WHAT YOU SHOULD DO :: Omitting the pictures, restate all of the entries below exactly.

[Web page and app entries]
========================================================================

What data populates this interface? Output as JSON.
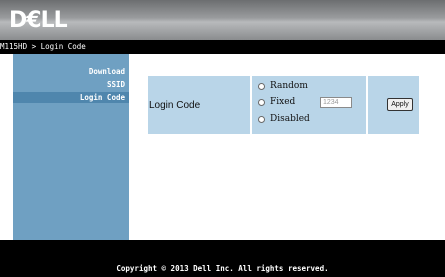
{
  "header": {
    "logo_text": "D€LL"
  },
  "breadcrumb": "M115HD > Login Code",
  "sidebar": {
    "items": [
      {
        "label": "Download",
        "active": false
      },
      {
        "label": "SSID",
        "active": false
      },
      {
        "label": "Login Code",
        "active": true
      }
    ]
  },
  "login_code": {
    "label": "Login Code",
    "options": [
      {
        "label": "Random",
        "selected": false
      },
      {
        "label": "Fixed",
        "selected": false
      },
      {
        "label": "Disabled",
        "selected": false
      }
    ],
    "fixed_value": "1234",
    "apply_label": "Apply"
  },
  "footer": {
    "copyright": "Copyright © 2013 Dell Inc. All rights reserved."
  }
}
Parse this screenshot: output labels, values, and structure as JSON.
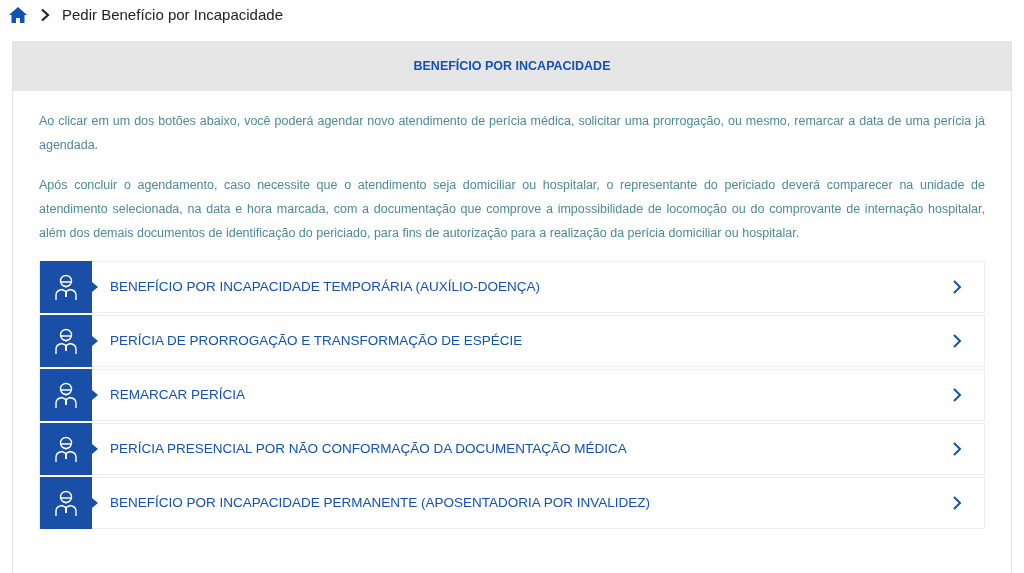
{
  "breadcrumb": {
    "current": "Pedir Benefício por Incapacidade"
  },
  "panel": {
    "title": "BENEFÍCIO POR INCAPACIDADE",
    "paragraphs": [
      "Ao clicar em um dos botões abaixo, você poderá agendar novo atendimento de perícia médica, solicitar uma prorrogação, ou mesmo, remarcar a data de uma perícia já agendada.",
      "Após concluir o agendamento, caso necessite que o atendimento seja domiciliar ou hospitalar, o representante do periciado deverá comparecer na unidade de atendimento selecionada, na data e hora marcada, com a documentação que comprove a impossibilidade de locomoção ou do comprovante de internação hospitalar, além dos demais documentos de identificação do periciado, para fins de autorização para a realização da perícia domiciliar ou hospitalar."
    ],
    "options": [
      {
        "label": "BENEFÍCIO POR INCAPACIDADE TEMPORÁRIA (AUXÍLIO-DOENÇA)"
      },
      {
        "label": "PERÍCIA DE PRORROGAÇÃO E TRANSFORMAÇÃO DE ESPÉCIE"
      },
      {
        "label": "REMARCAR PERÍCIA"
      },
      {
        "label": "PERÍCIA PRESENCIAL POR NÃO CONFORMAÇÃO DA DOCUMENTAÇÃO MÉDICA"
      },
      {
        "label": "BENEFÍCIO POR INCAPACIDADE PERMANENTE (APOSENTADORIA POR INVALIDEZ)"
      }
    ]
  }
}
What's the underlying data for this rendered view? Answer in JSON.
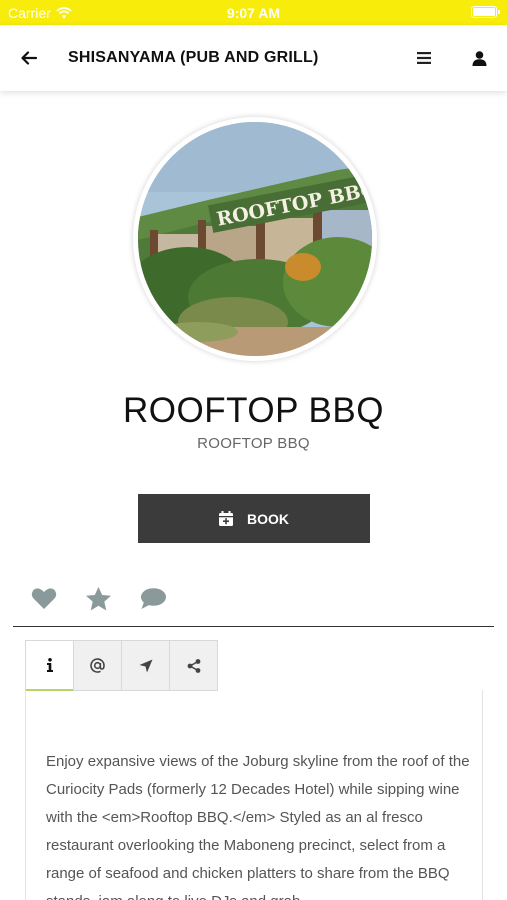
{
  "status_bar": {
    "carrier": "Carrier",
    "time": "9:07 AM"
  },
  "header": {
    "title": "SHISANYAMA (PUB AND GRILL)"
  },
  "venue": {
    "name": "ROOFTOP BBQ",
    "subtitle": "ROOFTOP BBQ",
    "sign_text": "ROOFTOP BBQ"
  },
  "book_button": {
    "label": "BOOK"
  },
  "actions": [
    "heart-icon",
    "star-icon",
    "comment-icon"
  ],
  "tabs": [
    "info-icon",
    "at-icon",
    "location-arrow-icon",
    "share-icon"
  ],
  "description": "Enjoy expansive views of the Joburg skyline from the roof of the Curiocity Pads (formerly 12 Decades Hotel) while sipping wine with the <em>Rooftop BBQ.</em> Styled as an al fresco restaurant overlooking the Maboneng precinct, select from a range of seafood and chicken platters to share from the BBQ stands, jam along to live DJs and grab",
  "colors": {
    "status_bar": "#f7ec0a",
    "button": "#3b3b3b",
    "icon_gray": "#8a9a9a",
    "active_tab": "#b5d56a"
  }
}
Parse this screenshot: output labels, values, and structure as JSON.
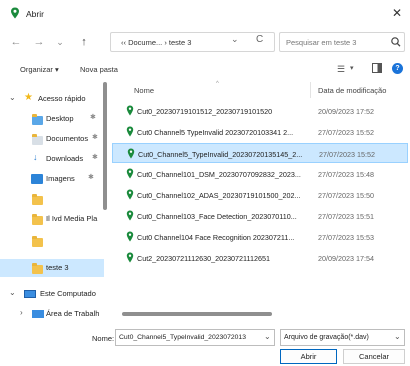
{
  "window": {
    "title": "Abrir",
    "close_glyph": "✕",
    "icon": "map-pin-icon",
    "accent_color": "#1a8a3c"
  },
  "nav": {
    "back_glyph": "←",
    "forward_glyph": "→",
    "recent_glyph": "⌄",
    "up_glyph": "↑",
    "address_path": "‹‹ Docume... › teste 3",
    "address_dropdown_glyph": "⌄",
    "refresh_glyph": "C",
    "search_placeholder": "Pesquisar em teste 3"
  },
  "toolbar": {
    "organize_label": "Organizar ▾",
    "new_folder_label": "Nova pasta",
    "view_glyph": "☰",
    "view_dropdown_glyph": "▾",
    "help_glyph": "?"
  },
  "sidebar": {
    "items": [
      {
        "label": "Acesso rápido",
        "icon": "star-icon",
        "chevron": "⌄",
        "pinned": false
      },
      {
        "label": "Desktop",
        "icon": "folder-icon",
        "chevron": "",
        "pinned": true
      },
      {
        "label": "Documentos",
        "icon": "folder-icon",
        "chevron": "",
        "pinned": true
      },
      {
        "label": "Downloads",
        "icon": "download-icon",
        "chevron": "",
        "pinned": true
      },
      {
        "label": "Imagens",
        "icon": "images-icon",
        "chevron": "",
        "pinned": true
      },
      {
        "label": "",
        "icon": "folder-icon",
        "chevron": "",
        "pinned": false
      },
      {
        "label": "Il Ivd Media Pla",
        "icon": "folder-icon",
        "chevron": "",
        "pinned": false
      },
      {
        "label": "",
        "icon": "folder-icon",
        "chevron": "",
        "pinned": false
      },
      {
        "label": "teste 3",
        "icon": "folder-icon",
        "chevron": "",
        "pinned": false,
        "selected": true
      },
      {
        "label": "Este Computado",
        "icon": "computer-icon",
        "chevron": "⌄",
        "pinned": false
      },
      {
        "label": "Área de Trabalh",
        "icon": "desktop-icon",
        "chevron": "›",
        "pinned": false
      }
    ],
    "pin_glyph": "✱"
  },
  "list": {
    "col_name": "Nome",
    "col_date": "Data de modificação",
    "sort_caret": "^",
    "rows": [
      {
        "name": "Cut0_20230719101512_20230719101520",
        "date": "20/09/2023 17:52",
        "selected": false
      },
      {
        "name": "Cut0 Channel5 TypeInvalid 20230720103341 2...",
        "date": "27/07/2023 15:52",
        "selected": false
      },
      {
        "name": "Cut0_Channel5_TypeInvalid_20230720135145_2...",
        "date": "27/07/2023 15:52",
        "selected": true
      },
      {
        "name": "Cut0_Channel101_DSM_20230707092832_2023...",
        "date": "27/07/2023 15:48",
        "selected": false
      },
      {
        "name": "Cut0_Channel102_ADAS_20230719101500_202...",
        "date": "27/07/2023 15:50",
        "selected": false
      },
      {
        "name": "Cut0_Channel103_Face Detection_2023070110...",
        "date": "27/07/2023 15:51",
        "selected": false
      },
      {
        "name": "Cut0 Channel104 Face Recognition 202307211...",
        "date": "27/07/2023 15:53",
        "selected": false
      },
      {
        "name": "Cut2_20230721112630_20230721112651",
        "date": "20/09/2023 17:54",
        "selected": false
      }
    ]
  },
  "footer": {
    "name_label": "Nome:",
    "name_value": "Cut0_Channel5_TypeInvalid_2023072013",
    "name_dropdown_glyph": "⌄",
    "type_value": "Arquivo de gravação(*.dav)",
    "type_dropdown_glyph": "⌄",
    "open_label": "Abrir",
    "cancel_label": "Cancelar"
  }
}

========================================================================

YOUR RESPONSE ::
What data populates this interface? Output as JSON.
{
  "header": {
    "logo_text": "D€LL"
  },
  "breadcrumb": "M115HD > Login Code",
  "sidebar": {
    "items": [
      {
        "label": "Download",
        "active": false
      },
      {
        "label": "SSID",
        "active": false
      },
      {
        "label": "Login Code",
        "active": true
      }
    ]
  },
  "login_code": {
    "label": "Login Code",
    "options": [
      {
        "label": "Random",
        "selected": false
      },
      {
        "label": "Fixed",
        "selected": false
      },
      {
        "label": "Disabled",
        "selected": false
      }
    ],
    "fixed_value": "1234",
    "apply_label": "Apply"
  },
  "footer": {
    "copyright": "Copyright © 2013 Dell Inc. All rights reserved."
  }
}
Parse this screenshot: output labels, values, and structure as JSON.
{
  "breadcrumb": {
    "current": "Pedir Benefício por Incapacidade"
  },
  "panel": {
    "title": "BENEFÍCIO POR INCAPACIDADE",
    "paragraphs": [
      "Ao clicar em um dos botões abaixo, você poderá agendar novo atendimento de perícia médica, solicitar uma prorrogação, ou mesmo, remarcar a data de uma perícia já agendada.",
      "Após concluir o agendamento, caso necessite que o atendimento seja domiciliar ou hospitalar, o representante do periciado deverá comparecer na unidade de atendimento selecionada, na data e hora marcada, com a documentação que comprove a impossibilidade de locomoção ou do comprovante de internação hospitalar, além dos demais documentos de identificação do periciado, para fins de autorização para a realização da perícia domiciliar ou hospitalar."
    ],
    "options": [
      {
        "label": "BENEFÍCIO POR INCAPACIDADE TEMPORÁRIA (AUXÍLIO-DOENÇA)"
      },
      {
        "label": "PERÍCIA DE PRORROGAÇÃO E TRANSFORMAÇÃO DE ESPÉCIE"
      },
      {
        "label": "REMARCAR PERÍCIA"
      },
      {
        "label": "PERÍCIA PRESENCIAL POR NÃO CONFORMAÇÃO DA DOCUMENTAÇÃO MÉDICA"
      },
      {
        "label": "BENEFÍCIO POR INCAPACIDADE PERMANENTE (APOSENTADORIA POR INVALIDEZ)"
      }
    ]
  }
}
What's the underlying data for this rendered view? Answer in JSON.
{
  "status_bar": {
    "carrier": "Carrier",
    "time": "9:07 AM"
  },
  "header": {
    "title": "SHISANYAMA (PUB AND GRILL)"
  },
  "venue": {
    "name": "ROOFTOP BBQ",
    "subtitle": "ROOFTOP BBQ",
    "sign_text": "ROOFTOP BBQ"
  },
  "book_button": {
    "label": "BOOK"
  },
  "actions": [
    "heart-icon",
    "star-icon",
    "comment-icon"
  ],
  "tabs": [
    "info-icon",
    "at-icon",
    "location-arrow-icon",
    "share-icon"
  ],
  "description": "Enjoy expansive views of the Joburg skyline from the roof of the Curiocity Pads (formerly 12 Decades Hotel) while sipping wine with the <em>Rooftop BBQ.</em> Styled as an al fresco restaurant overlooking the Maboneng precinct, select from a range of seafood and chicken platters to share from the BBQ stands, jam along to live DJs and grab",
  "colors": {
    "status_bar": "#f7ec0a",
    "button": "#3b3b3b",
    "icon_gray": "#8a9a9a",
    "active_tab": "#b5d56a"
  }
}
Parse this screenshot: output labels, values, and structure as JSON.
{
  "window": {
    "title": "Abrir",
    "close_glyph": "✕",
    "icon": "map-pin-icon",
    "accent_color": "#1a8a3c"
  },
  "nav": {
    "back_glyph": "←",
    "forward_glyph": "→",
    "recent_glyph": "⌄",
    "up_glyph": "↑",
    "address_path": "‹‹ Docume... › teste 3",
    "address_dropdown_glyph": "⌄",
    "refresh_glyph": "C",
    "search_placeholder": "Pesquisar em teste 3"
  },
  "toolbar": {
    "organize_label": "Organizar ▾",
    "new_folder_label": "Nova pasta",
    "view_glyph": "☰",
    "view_dropdown_glyph": "▾",
    "help_glyph": "?"
  },
  "sidebar": {
    "items": [
      {
        "label": "Acesso rápido",
        "icon": "star-icon",
        "chevron": "⌄",
        "pinned": false
      },
      {
        "label": "Desktop",
        "icon": "folder-icon",
        "chevron": "",
        "pinned": true
      },
      {
        "label": "Documentos",
        "icon": "folder-icon",
        "chevron": "",
        "pinned": true
      },
      {
        "label": "Downloads",
        "icon": "download-icon",
        "chevron": "",
        "pinned": true
      },
      {
        "label": "Imagens",
        "icon": "images-icon",
        "chevron": "",
        "pinned": true
      },
      {
        "label": "",
        "icon": "folder-icon",
        "chevron": "",
        "pinned": false
      },
      {
        "label": "Il Ivd Media Pla",
        "icon": "folder-icon",
        "chevron": "",
        "pinned": false
      },
      {
        "label": "",
        "icon": "folder-icon",
        "chevron": "",
        "pinned": false
      },
      {
        "label": "teste 3",
        "icon": "folder-icon",
        "chevron": "",
        "pinned": false,
        "selected": true
      },
      {
        "label": "Este Computado",
        "icon": "computer-icon",
        "chevron": "⌄",
        "pinned": false
      },
      {
        "label": "Área de Trabalh",
        "icon": "desktop-icon",
        "chevron": "›",
        "pinned": false
      }
    ],
    "pin_glyph": "✱"
  },
  "list": {
    "col_name": "Nome",
    "col_date": "Data de modificação",
    "sort_caret": "^",
    "rows": [
      {
        "name": "Cut0_20230719101512_20230719101520",
        "date": "20/09/2023 17:52",
        "selected": false
      },
      {
        "name": "Cut0 Channel5 TypeInvalid 20230720103341 2...",
        "date": "27/07/2023 15:52",
        "selected": false
      },
      {
        "name": "Cut0_Channel5_TypeInvalid_20230720135145_2...",
        "date": "27/07/2023 15:52",
        "selected": true
      },
      {
        "name": "Cut0_Channel101_DSM_20230707092832_2023...",
        "date": "27/07/2023 15:48",
        "selected": false
      },
      {
        "name": "Cut0_Channel102_ADAS_20230719101500_202...",
        "date": "27/07/2023 15:50",
        "selected": false
      },
      {
        "name": "Cut0_Channel103_Face Detection_2023070110...",
        "date": "27/07/2023 15:51",
        "selected": false
      },
      {
        "name": "Cut0 Channel104 Face Recognition 202307211...",
        "date": "27/07/2023 15:53",
        "selected": false
      },
      {
        "name": "Cut2_20230721112630_20230721112651",
        "date": "20/09/2023 17:54",
        "selected": false
      }
    ]
  },
  "footer": {
    "name_label": "Nome:",
    "name_value": "Cut0_Channel5_TypeInvalid_2023072013",
    "name_dropdown_glyph": "⌄",
    "type_value": "Arquivo de gravação(*.dav)",
    "type_dropdown_glyph": "⌄",
    "open_label": "Abrir",
    "cancel_label": "Cancelar"
  }
}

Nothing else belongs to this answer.